It was the early 2010s. Our team was in charge of SAP support for a large global company gathered in a conference room where a person whom we had never met before was going to show us the new IT support management system. A state-of-the-art Cloud solution was supposed to replace our outdated software and unite the IT teams worldwide in harmony.
This was a product of a multi-month project involving the vendor, key employees from several regions, and a consulting company. After implementation, it would affect the daily work of every single IT support employee. The presenter was very proud to demonstrate it and was clearly expecting some level of excitement from us. However, instead, he got quickly bombarded by some tough questions.
Why is this process more complex and time-consuming than what we have now?
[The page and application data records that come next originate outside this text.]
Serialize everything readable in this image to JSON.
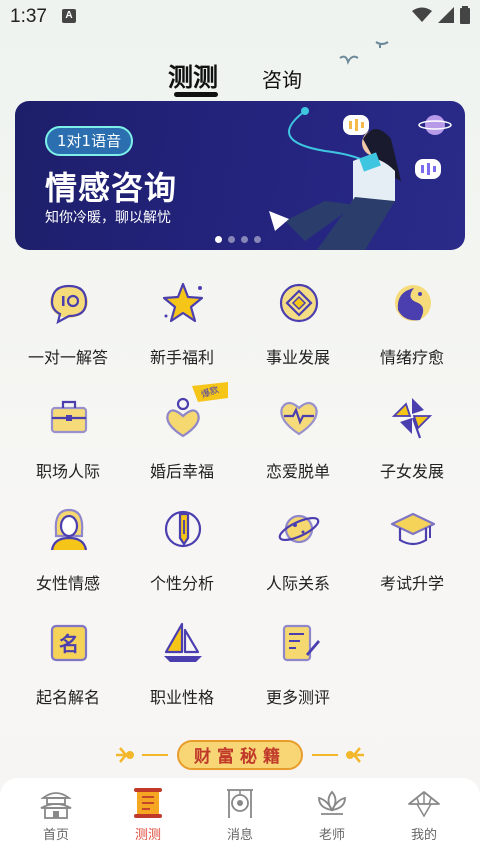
{
  "status": {
    "time": "1:37",
    "notif_icon": "A"
  },
  "tabs": {
    "active": "测测",
    "inactive": "咨询"
  },
  "banner": {
    "badge": "1对1语音",
    "title": "情感咨询",
    "subtitle": "知你冷暖，聊以解忧",
    "dots": 4,
    "active_dot": 0
  },
  "grid": [
    {
      "label": "一对一解答",
      "icon": "chat-bubble-icon"
    },
    {
      "label": "新手福利",
      "icon": "star-icon"
    },
    {
      "label": "事业发展",
      "icon": "coin-icon"
    },
    {
      "label": "情绪疗愈",
      "icon": "yin-yang-fish-icon"
    },
    {
      "label": "职场人际",
      "icon": "briefcase-icon"
    },
    {
      "label": "婚后幸福",
      "icon": "heart-person-icon",
      "badge": "爆款"
    },
    {
      "label": "恋爱脱单",
      "icon": "heartbeat-icon"
    },
    {
      "label": "子女发展",
      "icon": "pinwheel-icon"
    },
    {
      "label": "女性情感",
      "icon": "woman-icon"
    },
    {
      "label": "个性分析",
      "icon": "pen-circle-icon"
    },
    {
      "label": "人际关系",
      "icon": "planet-icon"
    },
    {
      "label": "考试升学",
      "icon": "graduation-cap-icon"
    },
    {
      "label": "起名解名",
      "icon": "name-seal-icon"
    },
    {
      "label": "职业性格",
      "icon": "sailboat-icon"
    },
    {
      "label": "更多测评",
      "icon": "scroll-pen-icon"
    }
  ],
  "wealth_banner": "财富秘籍",
  "nav": [
    {
      "label": "首页",
      "icon": "temple-icon",
      "active": false
    },
    {
      "label": "测测",
      "icon": "scroll-icon",
      "active": true
    },
    {
      "label": "消息",
      "icon": "gong-icon",
      "active": false
    },
    {
      "label": "老师",
      "icon": "lotus-icon",
      "active": false
    },
    {
      "label": "我的",
      "icon": "straw-hat-icon",
      "active": false
    }
  ],
  "colors": {
    "accent_yellow": "#f5c518",
    "icon_purple": "#4b3fb0",
    "nav_active": "#e04b3b",
    "banner_bg": "#23237c"
  }
}
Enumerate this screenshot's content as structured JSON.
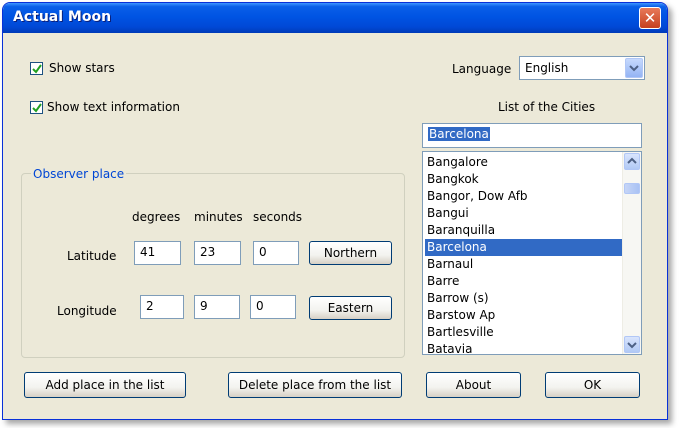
{
  "window": {
    "title": "Actual Moon"
  },
  "options": {
    "show_stars": {
      "label": "Show stars",
      "checked": true
    },
    "show_text": {
      "label": "Show text information",
      "checked": true
    }
  },
  "language": {
    "label": "Language",
    "value": "English"
  },
  "cities": {
    "header": "List of the Cities",
    "search_value": "Barcelona",
    "items": [
      "Bangalore",
      "Bangkok",
      "Bangor, Dow Afb",
      "Bangui",
      "Baranquilla",
      "Barcelona",
      "Barnaul",
      "Barre",
      "Barrow (s)",
      "Barstow Ap",
      "Bartlesville",
      "Batavia"
    ],
    "selected": "Barcelona"
  },
  "observer": {
    "legend": "Observer place",
    "headers": {
      "degrees": "degrees",
      "minutes": "minutes",
      "seconds": "seconds"
    },
    "latitude": {
      "label": "Latitude",
      "degrees": "41",
      "minutes": "23",
      "seconds": "0",
      "hemisphere": "Northern"
    },
    "longitude": {
      "label": "Longitude",
      "degrees": "2",
      "minutes": "9",
      "seconds": "0",
      "hemisphere": "Eastern"
    }
  },
  "buttons": {
    "add": "Add place in the list",
    "delete": "Delete place from the list",
    "about": "About",
    "ok": "OK"
  },
  "icons": {
    "close": "close-icon",
    "check": "check-icon",
    "dropdown": "chevron-down-icon",
    "up": "chevron-up-icon",
    "down": "chevron-down-icon"
  }
}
Why are all these fields mandatory? And, why is this step needed? What will this information be used for? How is this better than the old system? As more questions and details poured in, the poor presenter started getting paler by the minute.
The Product Owner Song
The presenter in question had an equivalent of product owner (PO) role in the Agile process. What does this role entail? Product Owner is responsible for maximizing the value of the product and ensuring that it is aligned with customer and stakeholder needs. Or, as this PO song puts it succinctly: “What to build? What not to build?”
Let The Right People In
In the story above, the person selected to represent our team was, unfortunately, picked up mostly because they were the only ones available. They turned out to have a very different understanding of desired features from the rest of the team. As a result, the final product included about a dozen fields that no one else cared for and unnecessary steps in several processes.
We see it frequently at the design stage that a person who is available or just “screams the loudest” is not necessarily the most reliable source of information. One of the product owner’s tasks is to listen to different opinions and ask questions, such as “what value would this feature add?”
Another mistake made in the story above was not getting feedback from the team earlier in the project. If only we had seen the prototype before, we could easily point to all the issues. Unfortunately, the team was not considered as a stakeholder and did not receive any communication.
In our projects at Mindset, we advocate for the POs to demo products to the stakeholders and anyone who would listen as soon as possible (“demo early”). Some POs are reluctant to present a half-baked product, but getting feedback before it’s too late is vital in any Agile project.
Prioritization / MVP
Even with the best planning, it’s not unusual to run into technical or organizational challenges that can delay work on certain features. In addition to “What to build? What not to build?” another important PO’s task is prioritizing what to build first so that even in the worst-case scenario, the result is a working product and not just an assorted collection of bells and whistles.
One of my favorite principles is “monkey first,” that is about putting a trained monkey on a pedestal. This principle suggests to focus on the more complex part (training monkey) because, the simpler part (pedestal) is not very valuable without it.
The Product owner is also the one who defines the minimum viable product (MVP). It is important to understand that MVP is about prioritization. Sometimes we hear, “What do you mean MVP? We want ALL of it!” It might be counter-intuitive, but MVP is, in fact, more helpful in delivering more and better features because it allows developers to focus and deliver features to demo early.
* * *
Please reach out to our team for advice on product ownership and Agile product development. We can help you build products that your customers love!
View our LinkedIn, here.